● WHAT IS REQUIRED
Please copy every line with the string "size" from the entries below.
**** SUPPLIED MATERIAL
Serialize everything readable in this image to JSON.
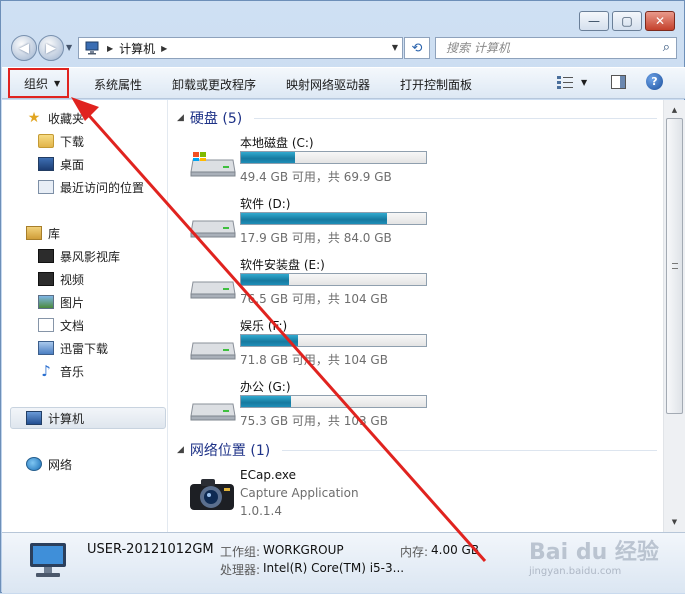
{
  "window": {
    "controls": {
      "minimize": "—",
      "maximize": "▢",
      "close": "✕"
    }
  },
  "nav": {
    "back": "◀",
    "forward": "▶",
    "history": "▼",
    "address_root_arrow": "▶",
    "address_location": "计算机",
    "address_after_arrow": "▶",
    "address_dropdown": "▼",
    "refresh": "⟲"
  },
  "search": {
    "placeholder": "搜索 计算机"
  },
  "toolbar": {
    "organize": "组织",
    "organize_caret": "▼",
    "system_properties": "系统属性",
    "uninstall": "卸载或更改程序",
    "map_drive": "映射网络驱动器",
    "control_panel": "打开控制面板",
    "view_caret": "▼",
    "help": "?"
  },
  "sidebar": {
    "favorites": {
      "label": "收藏夹",
      "items": [
        {
          "label": "下载",
          "icon": "downloads-folder-icon"
        },
        {
          "label": "桌面",
          "icon": "desktop-icon"
        },
        {
          "label": "最近访问的位置",
          "icon": "recent-places-icon"
        }
      ]
    },
    "libraries": {
      "label": "库",
      "items": [
        {
          "label": "暴风影视库",
          "icon": "video-library-icon"
        },
        {
          "label": "视频",
          "icon": "videos-icon"
        },
        {
          "label": "图片",
          "icon": "pictures-icon"
        },
        {
          "label": "文档",
          "icon": "documents-icon"
        },
        {
          "label": "迅雷下载",
          "icon": "thunder-download-icon"
        },
        {
          "label": "音乐",
          "icon": "music-icon"
        }
      ]
    },
    "computer": {
      "label": "计算机"
    },
    "network": {
      "label": "网络"
    }
  },
  "main": {
    "hard_disks": {
      "title": "硬盘 (5)",
      "drives": [
        {
          "name": "本地磁盘 (C:)",
          "size": "49.4 GB 可用，共 69.9 GB",
          "used_fraction": 0.29
        },
        {
          "name": "软件 (D:)",
          "size": "17.9 GB 可用，共 84.0 GB",
          "used_fraction": 0.79
        },
        {
          "name": "软件安装盘 (E:)",
          "size": "76.5 GB 可用，共 104 GB",
          "used_fraction": 0.26
        },
        {
          "name": "娱乐 (F:)",
          "size": "71.8 GB 可用，共 104 GB",
          "used_fraction": 0.31
        },
        {
          "name": "办公 (G:)",
          "size": "75.3 GB 可用，共 103 GB",
          "used_fraction": 0.27
        }
      ]
    },
    "network_locations": {
      "title": "网络位置 (1)",
      "items": [
        {
          "name": "ECap.exe",
          "description": "Capture Application",
          "version": "1.0.1.4"
        }
      ]
    }
  },
  "details": {
    "computer_name": "USER-20121012GM",
    "workgroup_label": "工作组:",
    "workgroup_value": "WORKGROUP",
    "memory_label": "内存:",
    "memory_value": "4.00 GB",
    "processor_label": "处理器:",
    "processor_value": "Intel(R) Core(TM) i5-3..."
  },
  "watermark": {
    "main": "Bai du 经验",
    "sub": "jingyan.baidu.com"
  },
  "colors": {
    "accent": "#1e3287",
    "drive_fill": "#1e8eb8",
    "annotation": "#e0231f"
  }
}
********
● ANSWER FOR THIS EXERCISE
          "size": "49.4 GB 可用，共 69.9 GB",
          "size": "17.9 GB 可用，共 84.0 GB",
          "size": "76.5 GB 可用，共 104 GB",
          "size": "71.8 GB 可用，共 104 GB",
          "size": "75.3 GB 可用，共 103 GB",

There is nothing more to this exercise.